Here We Go Again—The Robert C. Byrd Mine Safety Protection Act
Dinah L. Choi,Gwendolyn K. Nightengale, July 31, 2015
For the fourth time since the Upper Big Branch coal mine explosion in April 2010, a Congressional bill proposes to further amend the Federal Mine Safety and Health Act of 1977. The Robert C. Byrd Mine Safety Protection Act was first introduced on December 3, 2010, and again on April 15, 2011, and...

New York Bill Follows California’s Lead to Recognize Professional Cheerleaders as Employees
Dino A. Bovell, July 31, 2015
It’s official—professional cheerleaders are now recognized as employees under California law. On July 15, 2015, California Governor Jerry Brown signed a bill that requires all California-based professional sports teams to pay their cheerleaders the minimum wage. As employees,...

New York Wage Board Recommends Minimum Wage of $15 per Hour for Fast Food Workers
Aaron Warshaw, July 31, 2015
As we previously reported, New York Governor Andrew M. Cuomo recently appointed a Wage Board to make recommendations on increasing the minimum wage for New York State fast food employees. Throughout the recent public meeting process, fast food employers have roundly criticized any proposed minimum...

Quest for “Living Wage” Results in Minimum Wage Increases in Kansas City, Missouri
Adam T. Pankratz, July 31, 2015
After months of heated debate, Kansas City, Missouri’s City Council voted to incrementally increase the minimum wage in Kansas City, Missouri over time from the current state-mandated $7.65 per hour to $13.00 per hour in 2020. The first incremental increase takes effect on August 24, 2015,...

The First 100 Days of Ambush Elections: Impact on the Retail and Hospitality Sectors
Diane M. Saunders, July 31, 2015
The National Labor Relations Board (NLRB) implemented its “ambush” or “quickie” election rules on April 14, 2015. An analysis of available NLRB data on representation election (RC) petitions filed since the effective date of the new rules yields some interesting information...

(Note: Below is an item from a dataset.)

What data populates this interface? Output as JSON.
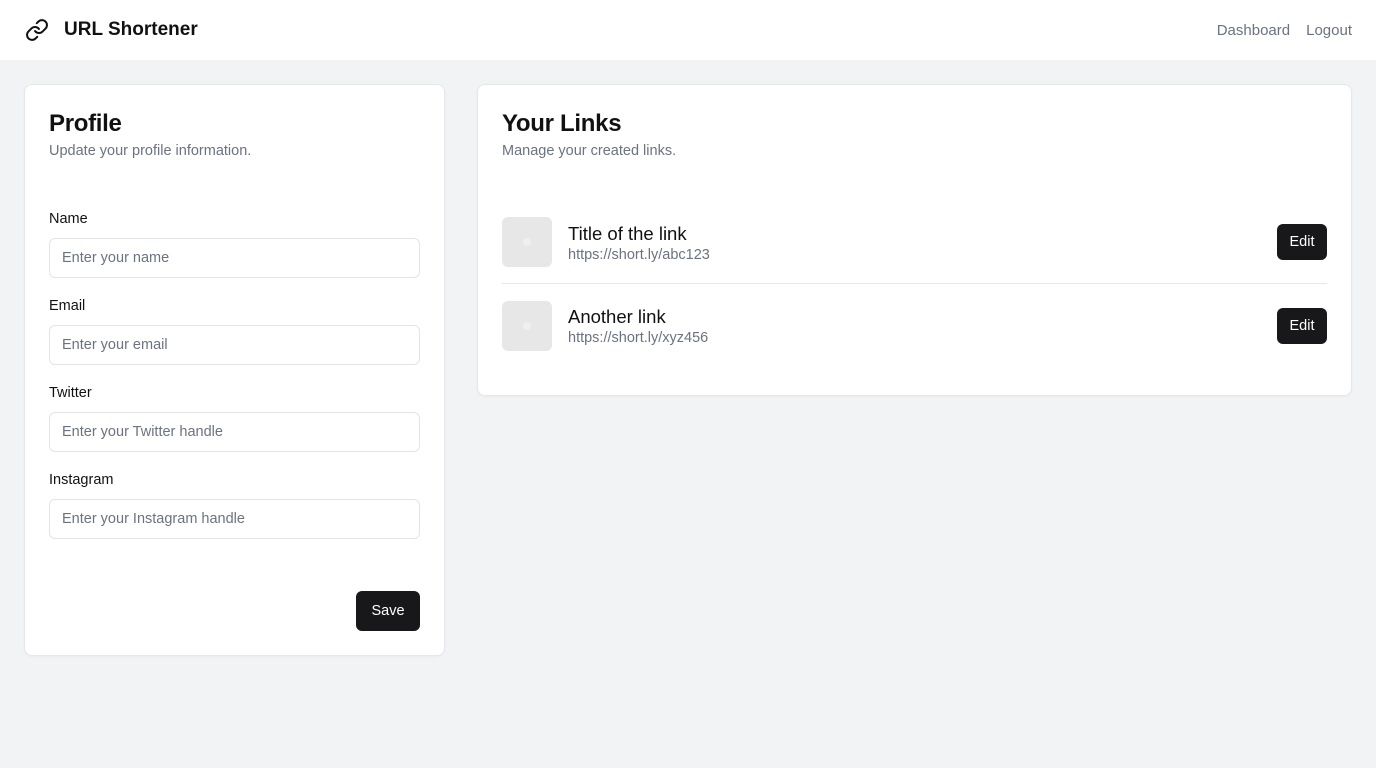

U.S. Embassy in London to Be Temporarily Closed August 7 and 10
Lowell Sachs, July 31, 2015
The Bureau of Consular Affairs of the United States Department of State has announced that the Embassy of the United States of America in London will be closed from Friday, August 7, 2015 through Monday, August 10, 2015. Specific reasons for the closure have not yet been made public. As a result of...